This section of the book is from the "Stories of Animal Sagacity" book, by William Henry Giles Kingston.
The horse becomes the willing servant of man, and when kindly treated looks upon him as a friend and protector.
I have an interesting story to tell you of a mare which belonged to Captain I—, an old settler in New Zealand. She and her foal had been placed in a paddock, between which and her master’s residence, three or four miles away, several high fences intervened. The paddock itself was surrounded by a still higher fence.
One day, however, as Captain I— was standing with a friend in front of his house, he was surprised to see the mare come galloping up. Supposing that the fence of her paddock had been broken down, and that, pleased at finding herself at liberty, she had leaped the others, he ordered a servant to take her back. The mare willingly followed the man; but in a short time was seen galloping up towards the house in as great a hurry as before. The servant, who arrived some time afterwards, assured his master that he had put the mare safely into the paddock. Captain I— told him again to take back the animal, and to examine the fence more thoroughly, still believing that it must have been broken down in some part or other, though the gate might be secure.
Captain I— and his friend then retired into the house, and were seated at dinner, when the sound of horse’s hoofs reached their ears. The friend, who had on this got up to look out of the window, saw that it was the mare come back for the third time; and observing the remarkable manner in which she was running up and down, apparently trying even to get into the house, exclaimed, “What can that mare want? I am sure that there is something the matter.” Captain I— on hearing this hurried out to ascertain the state of the case. No sooner did the mare see him than she began to frisk about and exhibit the most lively satisfaction; but instead of stopping to receive the accustomed caress, off she set again of her own accord towards the paddock, looking back to ascertain whether her master was following. His friend now joined him, and the mare, finding that they were keeping close behind her, trotted on till the gate of the paddock was reached, where she waited for them. On its being opened, she led them across the field to a deep ditch on the farther side, when, what was their surprise to find that her colt had fallen into it, and was struggling on its back with its legs in the air, utterly unable to extricate itself. In a few minutes more probably it would have been dead. The mare, it was evident, finding that the servant did not comprehend her wishes, had again and again sought her master, in whom she had learned from past experience to confide. Here was an example of strong maternal affection eliciting a faculty superior to instinct, which fully merits the name of reason. The aid of a kind master will always be sought in time of need. The conduct of the mare speaks much in favour of her owner. It is evident that he treated her well.
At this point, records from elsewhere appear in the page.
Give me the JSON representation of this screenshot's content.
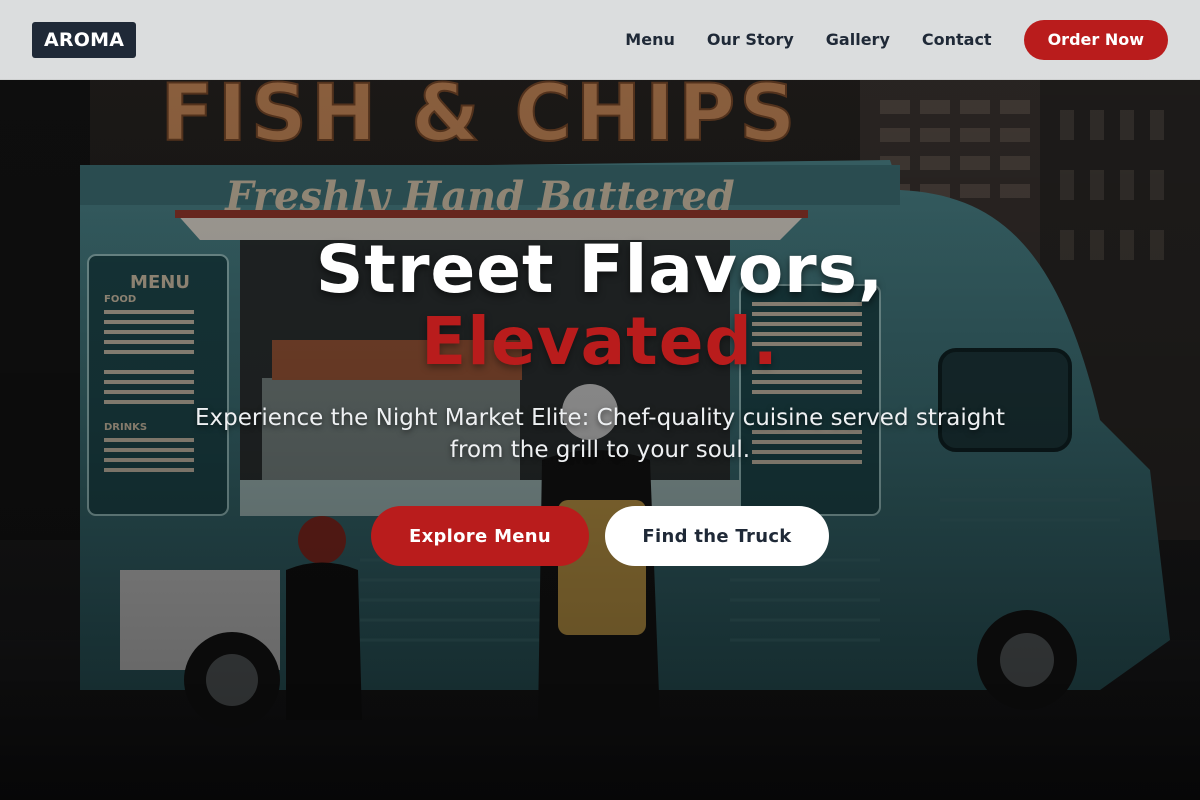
{
  "colors": {
    "accent": "#b91c1c",
    "dark": "#1f2937",
    "nav_bg": "#eceef0",
    "white": "#ffffff"
  },
  "nav": {
    "logo": "AROMA",
    "links": [
      "Menu",
      "Our Story",
      "Gallery",
      "Contact"
    ],
    "order_label": "Order Now"
  },
  "hero": {
    "headline_1": "Street Flavors,",
    "headline_2": "Elevated.",
    "subtitle": "Experience the Night Market Elite: Chef-quality cuisine served straight from the grill to your soul.",
    "primary_cta": "Explore Menu",
    "secondary_cta": "Find the Truck",
    "image": {
      "sign_text": "FISH & CHIPS",
      "truck_banner": "Freshly Hand Battered",
      "board_title": "MENU",
      "board_sections": [
        "FOOD",
        "DRINKS"
      ]
    }
  }
}
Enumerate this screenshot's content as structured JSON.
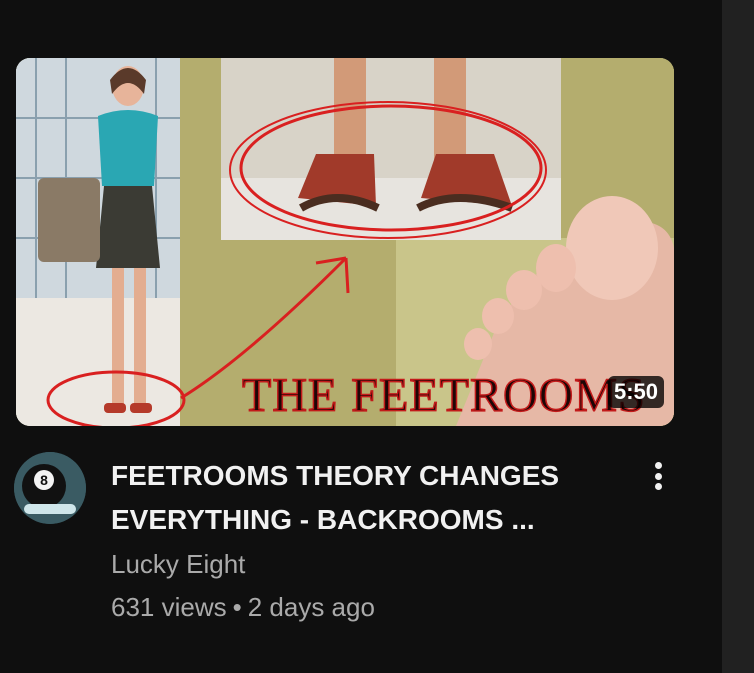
{
  "video": {
    "overlay_text": "THE FEETROOMS",
    "duration": "5:50",
    "title_line1": "FEETROOMS THEORY CHANGES",
    "title_line2": "EVERYTHING - BACKROOMS ...",
    "channel": "Lucky Eight",
    "views": "631 views",
    "separator": "•",
    "age": "2 days ago"
  },
  "icons": {
    "menu": "more-vertical-icon",
    "avatar": "eight-ball-avatar"
  },
  "colors": {
    "background": "#0f0f0f",
    "title": "#f1f1f1",
    "meta": "#aaaaaa",
    "annotation_red": "#d92020"
  }
}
Had such not been the case, it is not at all likely that the animal would have persisted in coming direct to him in her time of need. Be ready, then, to fly for succour to those about you whom you may have found willing to help and serve you.